→ **Prompt**
Word for word, reproduce each of the entries.

→ **Input data**
═══
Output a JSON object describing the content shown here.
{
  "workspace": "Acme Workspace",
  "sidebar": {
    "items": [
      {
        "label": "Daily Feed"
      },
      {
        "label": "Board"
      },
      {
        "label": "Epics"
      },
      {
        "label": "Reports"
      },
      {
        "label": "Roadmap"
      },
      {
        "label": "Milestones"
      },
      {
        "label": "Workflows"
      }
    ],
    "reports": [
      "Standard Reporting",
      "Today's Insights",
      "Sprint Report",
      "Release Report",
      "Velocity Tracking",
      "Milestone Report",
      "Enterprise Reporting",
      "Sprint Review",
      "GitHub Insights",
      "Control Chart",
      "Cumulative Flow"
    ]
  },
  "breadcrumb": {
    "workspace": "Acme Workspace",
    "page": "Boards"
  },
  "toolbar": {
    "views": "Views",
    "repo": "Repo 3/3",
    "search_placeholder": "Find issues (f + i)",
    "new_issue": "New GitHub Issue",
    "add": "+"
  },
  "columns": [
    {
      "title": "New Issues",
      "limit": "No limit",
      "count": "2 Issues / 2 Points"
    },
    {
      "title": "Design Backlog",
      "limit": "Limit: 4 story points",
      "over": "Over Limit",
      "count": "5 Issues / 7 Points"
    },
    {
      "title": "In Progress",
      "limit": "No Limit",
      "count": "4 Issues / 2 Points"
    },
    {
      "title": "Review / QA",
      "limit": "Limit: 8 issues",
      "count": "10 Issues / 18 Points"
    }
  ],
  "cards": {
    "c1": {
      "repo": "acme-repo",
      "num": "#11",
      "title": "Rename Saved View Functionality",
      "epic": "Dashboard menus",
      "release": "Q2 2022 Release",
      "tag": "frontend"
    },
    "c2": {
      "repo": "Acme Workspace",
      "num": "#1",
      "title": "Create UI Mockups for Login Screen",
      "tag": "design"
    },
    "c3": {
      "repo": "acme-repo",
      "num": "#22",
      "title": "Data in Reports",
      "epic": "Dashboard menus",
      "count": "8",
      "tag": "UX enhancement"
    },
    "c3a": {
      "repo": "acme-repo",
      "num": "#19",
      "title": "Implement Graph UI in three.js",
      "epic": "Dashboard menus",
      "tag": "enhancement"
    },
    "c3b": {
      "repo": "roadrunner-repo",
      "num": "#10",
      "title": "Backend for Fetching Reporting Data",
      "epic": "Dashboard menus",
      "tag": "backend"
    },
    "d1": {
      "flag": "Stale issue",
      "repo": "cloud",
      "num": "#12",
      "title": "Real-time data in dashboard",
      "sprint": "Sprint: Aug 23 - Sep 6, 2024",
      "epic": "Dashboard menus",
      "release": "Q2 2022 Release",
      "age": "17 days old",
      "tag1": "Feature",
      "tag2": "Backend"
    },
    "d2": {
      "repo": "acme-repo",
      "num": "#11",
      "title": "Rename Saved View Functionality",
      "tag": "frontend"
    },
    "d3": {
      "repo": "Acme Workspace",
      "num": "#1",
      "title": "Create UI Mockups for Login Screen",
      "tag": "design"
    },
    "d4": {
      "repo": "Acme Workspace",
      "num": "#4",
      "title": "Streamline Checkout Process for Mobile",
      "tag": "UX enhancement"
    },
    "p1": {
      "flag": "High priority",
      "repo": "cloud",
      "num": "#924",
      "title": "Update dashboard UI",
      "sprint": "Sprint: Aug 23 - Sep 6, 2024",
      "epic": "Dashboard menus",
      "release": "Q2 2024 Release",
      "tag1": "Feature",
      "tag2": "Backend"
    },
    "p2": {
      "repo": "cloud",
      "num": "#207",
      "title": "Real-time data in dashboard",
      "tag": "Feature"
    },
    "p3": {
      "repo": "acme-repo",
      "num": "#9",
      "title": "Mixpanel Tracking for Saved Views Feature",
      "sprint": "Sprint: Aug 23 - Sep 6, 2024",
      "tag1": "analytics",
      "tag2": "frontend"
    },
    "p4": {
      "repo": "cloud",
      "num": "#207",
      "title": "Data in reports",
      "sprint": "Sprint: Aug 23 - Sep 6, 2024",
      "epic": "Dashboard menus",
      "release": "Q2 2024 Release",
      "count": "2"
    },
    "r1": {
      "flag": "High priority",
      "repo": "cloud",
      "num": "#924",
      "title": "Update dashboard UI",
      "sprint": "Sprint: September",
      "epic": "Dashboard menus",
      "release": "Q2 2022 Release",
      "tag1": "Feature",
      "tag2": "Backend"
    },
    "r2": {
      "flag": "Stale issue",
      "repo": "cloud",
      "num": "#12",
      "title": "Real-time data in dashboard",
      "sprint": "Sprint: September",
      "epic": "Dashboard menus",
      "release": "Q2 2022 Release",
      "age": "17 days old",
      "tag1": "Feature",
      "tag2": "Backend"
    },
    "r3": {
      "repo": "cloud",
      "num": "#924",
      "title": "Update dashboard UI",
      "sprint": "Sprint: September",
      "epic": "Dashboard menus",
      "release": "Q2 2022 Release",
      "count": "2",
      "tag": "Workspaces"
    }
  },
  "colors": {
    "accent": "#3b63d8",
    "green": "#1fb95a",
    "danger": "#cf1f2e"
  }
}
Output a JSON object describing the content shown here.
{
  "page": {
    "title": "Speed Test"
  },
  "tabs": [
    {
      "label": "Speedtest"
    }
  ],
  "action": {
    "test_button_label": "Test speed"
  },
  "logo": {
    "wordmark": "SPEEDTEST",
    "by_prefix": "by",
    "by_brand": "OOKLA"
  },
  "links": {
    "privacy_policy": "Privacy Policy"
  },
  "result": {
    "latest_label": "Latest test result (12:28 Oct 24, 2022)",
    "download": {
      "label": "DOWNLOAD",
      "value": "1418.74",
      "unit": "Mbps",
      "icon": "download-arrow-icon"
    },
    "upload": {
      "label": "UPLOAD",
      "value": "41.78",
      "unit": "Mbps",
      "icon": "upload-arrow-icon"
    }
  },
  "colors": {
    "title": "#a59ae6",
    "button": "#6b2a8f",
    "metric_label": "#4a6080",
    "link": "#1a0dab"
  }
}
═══
→ **Response below**
Output a JSON object describing the content shown here.
{
  "workspace": "Acme Workspace",
  "sidebar": {
    "items": [
      {
        "label": "Daily Feed"
      },
      {
        "label": "Board"
      },
      {
        "label": "Epics"
      },
      {
        "label": "Reports"
      },
      {
        "label": "Roadmap"
      },
      {
        "label": "Milestones"
      },
      {
        "label": "Workflows"
      }
    ],
    "reports": [
      "Standard Reporting",
      "Today's Insights",
      "Sprint Report",
      "Release Report",
      "Velocity Tracking",
      "Milestone Report",
      "Enterprise Reporting",
      "Sprint Review",
      "GitHub Insights",
      "Control Chart",
      "Cumulative Flow"
    ]
  },
  "breadcrumb": {
    "workspace": "Acme Workspace",
    "page": "Boards"
  },
  "toolbar": {
    "views": "Views",
    "repo": "Repo 3/3",
    "search_placeholder": "Find issues (f + i)",
    "new_issue": "New GitHub Issue",
    "add": "+"
  },
  "columns": [
    {
      "title": "New Issues",
      "limit": "No limit",
      "count": "2 Issues / 2 Points"
    },
    {
      "title": "Design Backlog",
      "limit": "Limit: 4 story points",
      "over": "Over Limit",
      "count": "5 Issues / 7 Points"
    },
    {
      "title": "In Progress",
      "limit": "No Limit",
      "count": "4 Issues / 2 Points"
    },
    {
      "title": "Review / QA",
      "limit": "Limit: 8 issues",
      "count": "10 Issues / 18 Points"
    }
  ],
  "cards": {
    "c1": {
      "repo": "acme-repo",
      "num": "#11",
      "title": "Rename Saved View Functionality",
      "epic": "Dashboard menus",
      "release": "Q2 2022 Release",
      "tag": "frontend"
    },
    "c2": {
      "repo": "Acme Workspace",
      "num": "#1",
      "title": "Create UI Mockups for Login Screen",
      "tag": "design"
    },
    "c3": {
      "repo": "acme-repo",
      "num": "#22",
      "title": "Data in Reports",
      "epic": "Dashboard menus",
      "count": "8",
      "tag": "UX enhancement"
    },
    "c3a": {
      "repo": "acme-repo",
      "num": "#19",
      "title": "Implement Graph UI in three.js",
      "epic": "Dashboard menus",
      "tag": "enhancement"
    },
    "c3b": {
      "repo": "roadrunner-repo",
      "num": "#10",
      "title": "Backend for Fetching Reporting Data",
      "epic": "Dashboard menus",
      "tag": "backend"
    },
    "d1": {
      "flag": "Stale issue",
      "repo": "cloud",
      "num": "#12",
      "title": "Real-time data in dashboard",
      "sprint": "Sprint: Aug 23 - Sep 6, 2024",
      "epic": "Dashboard menus",
      "release": "Q2 2022 Release",
      "age": "17 days old",
      "tag1": "Feature",
      "tag2": "Backend"
    },
    "d2": {
      "repo": "acme-repo",
      "num": "#11",
      "title": "Rename Saved View Functionality",
      "tag": "frontend"
    },
    "d3": {
      "repo": "Acme Workspace",
      "num": "#1",
      "title": "Create UI Mockups for Login Screen",
      "tag": "design"
    },
    "d4": {
      "repo": "Acme Workspace",
      "num": "#4",
      "title": "Streamline Checkout Process for Mobile",
      "tag": "UX enhancement"
    },
    "p1": {
      "flag": "High priority",
      "repo": "cloud",
      "num": "#924",
      "title": "Update dashboard UI",
      "sprint": "Sprint: Aug 23 - Sep 6, 2024",
      "epic": "Dashboard menus",
      "release": "Q2 2024 Release",
      "tag1": "Feature",
      "tag2": "Backend"
    },
    "p2": {
      "repo": "cloud",
      "num": "#207",
      "title": "Real-time data in dashboard",
      "tag": "Feature"
    },
    "p3": {
      "repo": "acme-repo",
      "num": "#9",
      "title": "Mixpanel Tracking for Saved Views Feature",
      "sprint": "Sprint: Aug 23 - Sep 6, 2024",
      "tag1": "analytics",
      "tag2": "frontend"
    },
    "p4": {
      "repo": "cloud",
      "num": "#207",
      "title": "Data in reports",
      "sprint": "Sprint: Aug 23 - Sep 6, 2024",
      "epic": "Dashboard menus",
      "release": "Q2 2024 Release",
      "count": "2"
    },
    "r1": {
      "flag": "High priority",
      "repo": "cloud",
      "num": "#924",
      "title": "Update dashboard UI",
      "sprint": "Sprint: September",
      "epic": "Dashboard menus",
      "release": "Q2 2022 Release",
      "tag1": "Feature",
      "tag2": "Backend"
    },
    "r2": {
      "flag": "Stale issue",
      "repo": "cloud",
      "num": "#12",
      "title": "Real-time data in dashboard",
      "sprint": "Sprint: September",
      "epic": "Dashboard menus",
      "release": "Q2 2022 Release",
      "age": "17 days old",
      "tag1": "Feature",
      "tag2": "Backend"
    },
    "r3": {
      "repo": "cloud",
      "num": "#924",
      "title": "Update dashboard UI",
      "sprint": "Sprint: September",
      "epic": "Dashboard menus",
      "release": "Q2 2022 Release",
      "count": "2",
      "tag": "Workspaces"
    }
  },
  "colors": {
    "accent": "#3b63d8",
    "green": "#1fb95a",
    "danger": "#cf1f2e"
  }
}
Output a JSON object describing the content shown here.
{
  "page": {
    "title": "Speed Test"
  },
  "tabs": [
    {
      "label": "Speedtest"
    }
  ],
  "action": {
    "test_button_label": "Test speed"
  },
  "logo": {
    "wordmark": "SPEEDTEST",
    "by_prefix": "by",
    "by_brand": "OOKLA"
  },
  "links": {
    "privacy_policy": "Privacy Policy"
  },
  "result": {
    "latest_label": "Latest test result (12:28 Oct 24, 2022)",
    "download": {
      "label": "DOWNLOAD",
      "value": "1418.74",
      "unit": "Mbps",
      "icon": "download-arrow-icon"
    },
    "upload": {
      "label": "UPLOAD",
      "value": "41.78",
      "unit": "Mbps",
      "icon": "upload-arrow-icon"
    }
  },
  "colors": {
    "title": "#a59ae6",
    "button": "#6b2a8f",
    "metric_label": "#4a6080",
    "link": "#1a0dab"
  }
}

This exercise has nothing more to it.